This incident is to say nothing of the damage to the Republican Party's standing among Hispanics that occurred as a result of the immigration debate that flared in the Summer of 2007; according to a Pew Research Center study, while in July of 2006 Democrats enjoyed only a 21 point party identification advantage among Hispanics, by December of 2007 that had widened out to a 34 point Democratic advantage, alongside a sharp increase in the importance of the immigration issue among Hispanics. In 2004, Bush lost Hispanic voter 44-53, a 9 point margin, yet by 2008, McCain lost Hispanics to Obama by a 36 point margin, garnering 31% of the Hispanic vote compared to the 67% that voted for Obama.

Younger voters are more comfortable with immigration reform than are older voters. In a May 2008 New Models study, age was a significant factor in terms of belief in the statement "Illegal immigration is significantly hurting the country". While a majority of young voters still believe the statement (51%), there is a softening of opinion among young voters compared to the overall (62%) and particularly compared to older voting groups. Furthermore, in a Spring 2008 Harvard Institute of Politics study of 18-24 year olds, when presented with an immigration reform proposal that would give "illegal immigrants now living in the U.S. the right to live here legally if they pay a fine and meet other requirements", 46% of the respondents in the Harvard study supported the proposal while 30% opposed it and 24% neither supported nor opposed. This is not to say younger voters are not concerned about illegal immigration, but rather that they are likely to be more open to reform.

The importance of addressing the needs of minority groups is clear. As a younger and more diverse cohort seeks a party to identify with, the Republican Party must authentically address issues of concern to minority communities. As African-Americans and Hispanics seek opportunities for socioeconomic mobility, efforts such as those to reform education and improve opportunities for small business should be promoted. These policies, such as efforts to improve teacher quality and to reduce needless regulation and taxes on small businesses, would not be a stretch for Republicans to support and speak to the concerns of minority communities.

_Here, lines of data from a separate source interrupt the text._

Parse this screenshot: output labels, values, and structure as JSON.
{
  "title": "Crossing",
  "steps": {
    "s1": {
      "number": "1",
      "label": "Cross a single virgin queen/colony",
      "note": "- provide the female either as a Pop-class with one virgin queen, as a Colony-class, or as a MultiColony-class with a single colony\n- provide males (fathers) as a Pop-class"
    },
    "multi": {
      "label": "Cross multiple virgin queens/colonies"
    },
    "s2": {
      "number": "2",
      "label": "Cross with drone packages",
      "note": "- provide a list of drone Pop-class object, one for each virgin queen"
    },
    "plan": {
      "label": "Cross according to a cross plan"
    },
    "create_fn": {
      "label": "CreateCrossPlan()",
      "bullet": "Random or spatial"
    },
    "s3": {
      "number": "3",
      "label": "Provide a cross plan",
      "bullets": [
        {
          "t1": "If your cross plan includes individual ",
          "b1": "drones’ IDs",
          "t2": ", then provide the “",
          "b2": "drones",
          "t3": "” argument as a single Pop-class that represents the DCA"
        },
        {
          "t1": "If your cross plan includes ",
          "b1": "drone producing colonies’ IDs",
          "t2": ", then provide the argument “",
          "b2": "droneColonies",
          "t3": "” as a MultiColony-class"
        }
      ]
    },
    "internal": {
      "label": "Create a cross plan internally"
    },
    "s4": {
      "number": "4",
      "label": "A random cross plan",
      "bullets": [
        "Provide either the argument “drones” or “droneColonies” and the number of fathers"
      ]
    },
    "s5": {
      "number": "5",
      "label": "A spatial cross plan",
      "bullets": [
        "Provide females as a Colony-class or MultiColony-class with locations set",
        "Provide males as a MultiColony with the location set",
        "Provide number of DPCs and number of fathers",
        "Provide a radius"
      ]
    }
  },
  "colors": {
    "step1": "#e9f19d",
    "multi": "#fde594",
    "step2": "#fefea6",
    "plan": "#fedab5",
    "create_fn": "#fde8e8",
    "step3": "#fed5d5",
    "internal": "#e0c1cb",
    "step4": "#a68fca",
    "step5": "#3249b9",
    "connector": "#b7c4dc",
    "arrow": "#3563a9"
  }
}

Moving forward, in order to remain a party that is acceptable for young voters, the Republican Party must shed its image as the party of "old white guys". This includes a change in tone and messaging from those who are the face of the party (in an official or unofficial capacity) as well as an emphasis on policies that have proven, positive outcomes for minority communities. America is quickly becoming an increasingly diverse nation, and the Republican Party must evolve its message and agenda to address these changes in order to have relevance with young voters.